→ **DATA IN THIS EXERCISE**
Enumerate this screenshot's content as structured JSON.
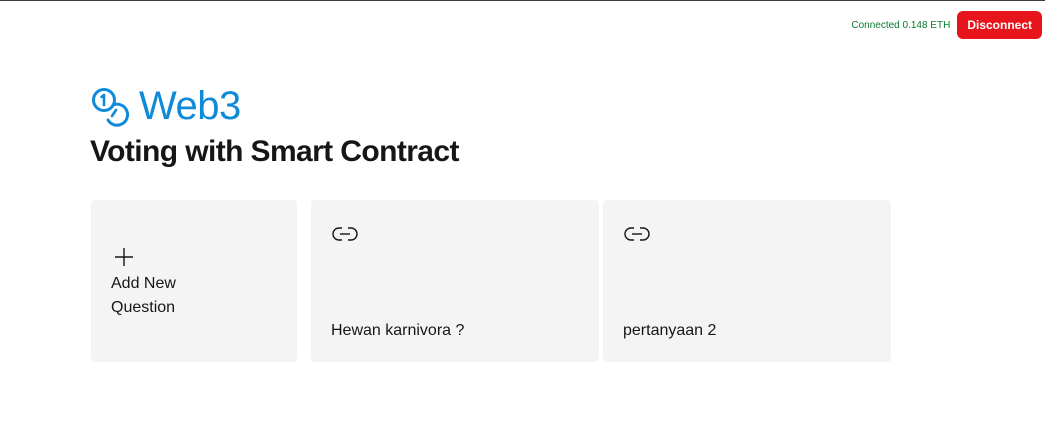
{
  "header": {
    "status_text": "Connected 0.148 ETH",
    "disconnect_label": "Disconnect"
  },
  "brand": {
    "name": "Web3",
    "logo_icon": "linked-coins-icon"
  },
  "page": {
    "title": "Voting with Smart Contract"
  },
  "tiles": {
    "add": {
      "icon": "plus-icon",
      "label": "Add New Question"
    },
    "questions": [
      {
        "icon": "link-icon",
        "label": "Hewan karnivora ?"
      },
      {
        "icon": "link-icon",
        "label": "pertanyaan 2"
      }
    ]
  },
  "colors": {
    "accent": "#0f8ad8",
    "status": "#0a7a2f",
    "danger": "#e8141c",
    "tile_bg": "#f4f4f4"
  }
}
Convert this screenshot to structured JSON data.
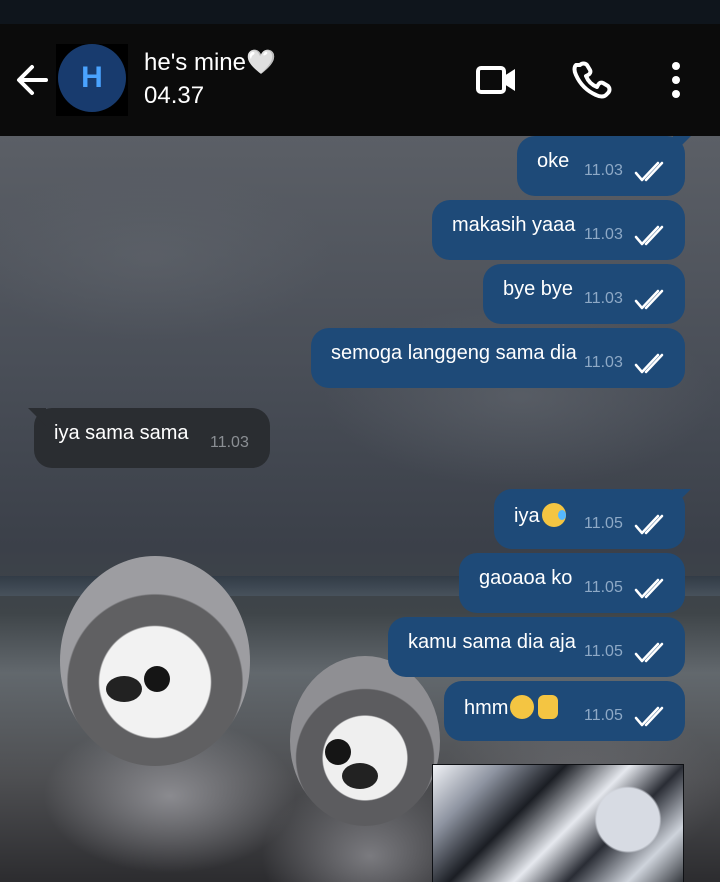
{
  "header": {
    "contact_name": "he's mine🤍",
    "subtitle": "04.37",
    "avatar_initial": "H",
    "icons": [
      "back-arrow-icon",
      "video-call-icon",
      "phone-icon",
      "more-vert-icon"
    ]
  },
  "messages": [
    {
      "text": "oke",
      "time": "11.03",
      "direction": "outgoing",
      "status": "read"
    },
    {
      "text": "makasih yaaa",
      "time": "11.03",
      "direction": "outgoing",
      "status": "read"
    },
    {
      "text": "bye bye",
      "time": "11.03",
      "direction": "outgoing",
      "status": "read"
    },
    {
      "text": "semoga langgeng sama dia",
      "time": "11.03",
      "direction": "outgoing",
      "status": "read"
    },
    {
      "text": "iya sama sama",
      "time": "11.03",
      "direction": "incoming"
    },
    {
      "text": "iya",
      "time": "11.05",
      "direction": "outgoing",
      "status": "read",
      "emoji": "crying-face"
    },
    {
      "text": "gaoaoa ko",
      "time": "11.05",
      "direction": "outgoing",
      "status": "read"
    },
    {
      "text": "kamu sama dia aja",
      "time": "11.05",
      "direction": "outgoing",
      "status": "read"
    },
    {
      "text": "hmm",
      "time": "11.05",
      "direction": "outgoing",
      "status": "read",
      "emoji": "sweat-smile-face thumbs-up"
    }
  ],
  "colors": {
    "header_bg": "#0b0b0b",
    "outgoing_bubble": "#1e4a78",
    "incoming_bubble": "#2a2d31",
    "avatar_bg": "#183b6e",
    "avatar_text": "#4aa3ff"
  }
}
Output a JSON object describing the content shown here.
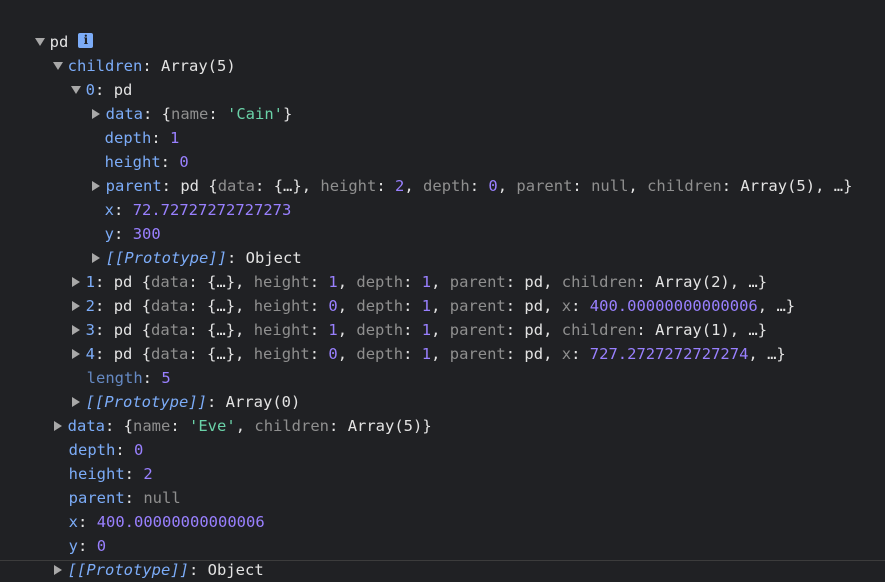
{
  "root": {
    "label": "pd",
    "info_icon": "i"
  },
  "children": {
    "key": "children",
    "value": "Array(5)",
    "item0": {
      "index": "0",
      "type": "pd",
      "data_key": "data",
      "data_open": "{",
      "data_name_key": "name",
      "data_name_value": "'Cain'",
      "data_close": "}",
      "depth_key": "depth",
      "depth_value": "1",
      "height_key": "height",
      "height_value": "0",
      "parent_key": "parent",
      "parent_type": "pd",
      "parent_data_key": "data",
      "parent_data_value": "{…}",
      "parent_height_key": "height",
      "parent_height_value": "2",
      "parent_depth_key": "depth",
      "parent_depth_value": "0",
      "parent_parent_key": "parent",
      "parent_parent_value": "null",
      "parent_children_key": "children",
      "parent_children_value": "Array(5)",
      "ellipsis": "…}",
      "x_key": "x",
      "x_value": "72.72727272727273",
      "y_key": "y",
      "y_value": "300",
      "proto_label": "[[Prototype]]",
      "proto_value": "Object"
    },
    "item1": {
      "index": "1",
      "type": "pd",
      "data_key": "data",
      "data_value": "{…}",
      "height_key": "height",
      "height_value": "1",
      "depth_key": "depth",
      "depth_value": "1",
      "parent_key": "parent",
      "parent_value": "pd",
      "last_key": "children",
      "last_value": "Array(2)",
      "ellipsis": "…}"
    },
    "item2": {
      "index": "2",
      "type": "pd",
      "data_key": "data",
      "data_value": "{…}",
      "height_key": "height",
      "height_value": "0",
      "depth_key": "depth",
      "depth_value": "1",
      "parent_key": "parent",
      "parent_value": "pd",
      "last_key": "x",
      "last_value": "400.00000000000006",
      "ellipsis": "…}"
    },
    "item3": {
      "index": "3",
      "type": "pd",
      "data_key": "data",
      "data_value": "{…}",
      "height_key": "height",
      "height_value": "1",
      "depth_key": "depth",
      "depth_value": "1",
      "parent_key": "parent",
      "parent_value": "pd",
      "last_key": "children",
      "last_value": "Array(1)",
      "ellipsis": "…}"
    },
    "item4": {
      "index": "4",
      "type": "pd",
      "data_key": "data",
      "data_value": "{…}",
      "height_key": "height",
      "height_value": "0",
      "depth_key": "depth",
      "depth_value": "1",
      "parent_key": "parent",
      "parent_value": "pd",
      "last_key": "x",
      "last_value": "727.2727272727274",
      "ellipsis": "…}"
    },
    "length_key": "length",
    "length_value": "5",
    "proto_label": "[[Prototype]]",
    "proto_value": "Array(0)"
  },
  "data": {
    "key": "data",
    "open": "{",
    "name_key": "name",
    "name_value": "'Eve'",
    "children_key": "children",
    "children_value": "Array(5)",
    "close": "}"
  },
  "depth": {
    "key": "depth",
    "value": "0"
  },
  "height": {
    "key": "height",
    "value": "2"
  },
  "parent": {
    "key": "parent",
    "value": "null"
  },
  "x": {
    "key": "x",
    "value": "400.00000000000006"
  },
  "y": {
    "key": "y",
    "value": "0"
  },
  "proto": {
    "label": "[[Prototype]]",
    "value": "Object"
  }
}
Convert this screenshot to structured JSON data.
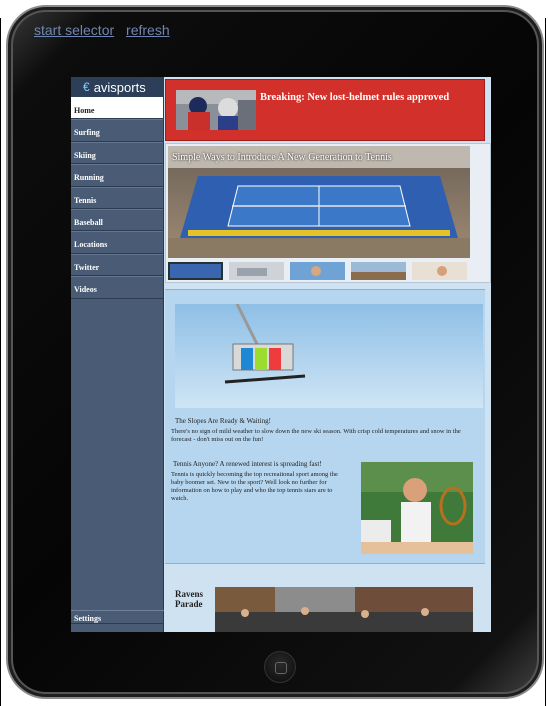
{
  "top_links": {
    "start_selector": "start selector",
    "refresh": "refresh"
  },
  "sidebar": {
    "logo": "avisports",
    "items": [
      {
        "label": "Home",
        "active": true
      },
      {
        "label": "Surfing"
      },
      {
        "label": "Skiing"
      },
      {
        "label": "Running"
      },
      {
        "label": "Tennis"
      },
      {
        "label": "Baseball"
      },
      {
        "label": "Locations"
      },
      {
        "label": "Twitter"
      },
      {
        "label": "Videos"
      }
    ],
    "settings": "Settings"
  },
  "breaking": {
    "headline": "Breaking: New lost-helmet rules approved"
  },
  "feature": {
    "title": "Simple Ways to Introduce A New Generation to Tennis"
  },
  "promo": {
    "ski_heading": "The Slopes Are Ready & Waiting!",
    "ski_text": "There's no sign of mild weather to slow down the new ski season.  With crisp cold temperatures and snow in the forecast - don't miss out on the fun!",
    "tennis_heading": "Tennis Anyone? A renewed interest is spreading fast!",
    "tennis_text": "Tennis is quickly becoming the top recreational sport among the baby boomer set. New to the sport? Well look no further for information on how to play and who the top tennis stars are to watch."
  },
  "ravens": {
    "title": "Ravens Parade"
  },
  "colors": {
    "breaking_red": "#d2302a",
    "sidebar": "#4a5c75",
    "link": "#6f86b2"
  }
}
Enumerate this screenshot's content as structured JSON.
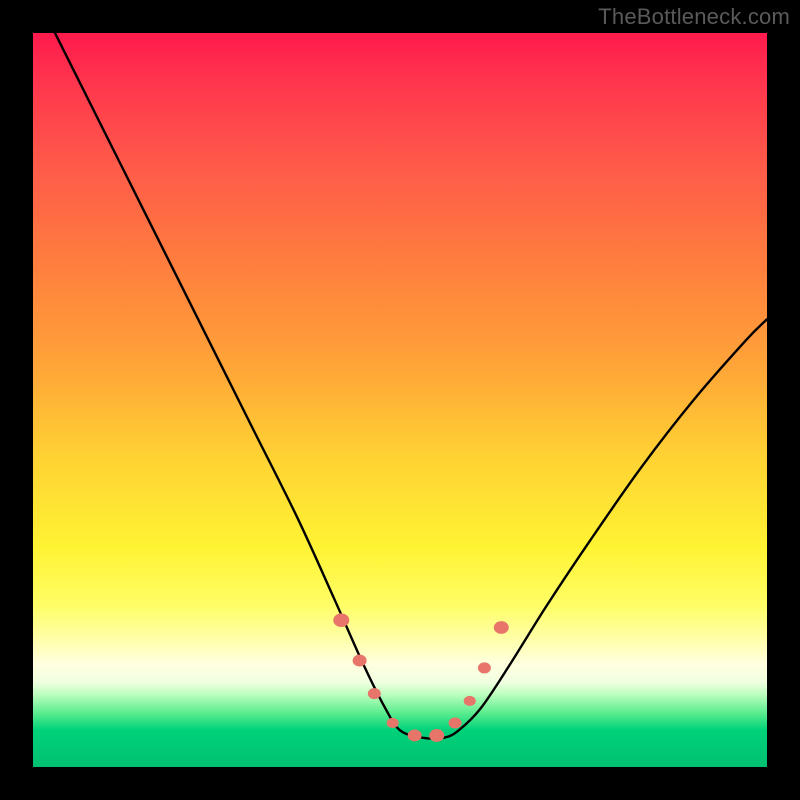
{
  "watermark": "TheBottleneck.com",
  "chart_data": {
    "type": "line",
    "title": "",
    "xlabel": "",
    "ylabel": "",
    "xlim": [
      0,
      100
    ],
    "ylim": [
      0,
      100
    ],
    "series": [
      {
        "name": "bottleneck-curve",
        "x": [
          0,
          6,
          12,
          18,
          24,
          30,
          36,
          41,
          45,
          48,
          50,
          53,
          56,
          58,
          61,
          65,
          70,
          76,
          83,
          90,
          97,
          100
        ],
        "values": [
          106,
          94,
          82,
          70,
          58,
          46,
          34,
          23,
          14,
          8,
          5,
          4,
          4,
          5,
          8,
          14,
          22,
          31,
          41,
          50,
          58,
          61
        ]
      }
    ],
    "markers": {
      "name": "highlight-dots",
      "color": "#e7756a",
      "x": [
        42.0,
        44.5,
        46.5,
        49.0,
        52.0,
        55.0,
        57.5,
        59.5,
        61.5,
        63.8
      ],
      "values": [
        20.0,
        14.5,
        10.0,
        6.0,
        4.3,
        4.3,
        6.0,
        9.0,
        13.5,
        19.0
      ],
      "radius": [
        8.0,
        7.0,
        6.5,
        6.0,
        7.0,
        7.5,
        6.5,
        6.0,
        6.5,
        7.5
      ]
    },
    "gradient_stops": [
      {
        "pos": 0.0,
        "color": "#ff1a4d"
      },
      {
        "pos": 0.18,
        "color": "#ff5a4a"
      },
      {
        "pos": 0.45,
        "color": "#ffa338"
      },
      {
        "pos": 0.7,
        "color": "#fff333"
      },
      {
        "pos": 0.86,
        "color": "#ffffe0"
      },
      {
        "pos": 0.93,
        "color": "#60ee90"
      },
      {
        "pos": 1.0,
        "color": "#00c070"
      }
    ]
  }
}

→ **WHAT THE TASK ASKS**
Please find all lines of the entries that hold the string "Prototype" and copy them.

→ **COMPLETED EXERCISE**
      "proto_label": "[[Prototype]]",
    "proto_label": "[[Prototype]]",
    "label": "[[Prototype]]",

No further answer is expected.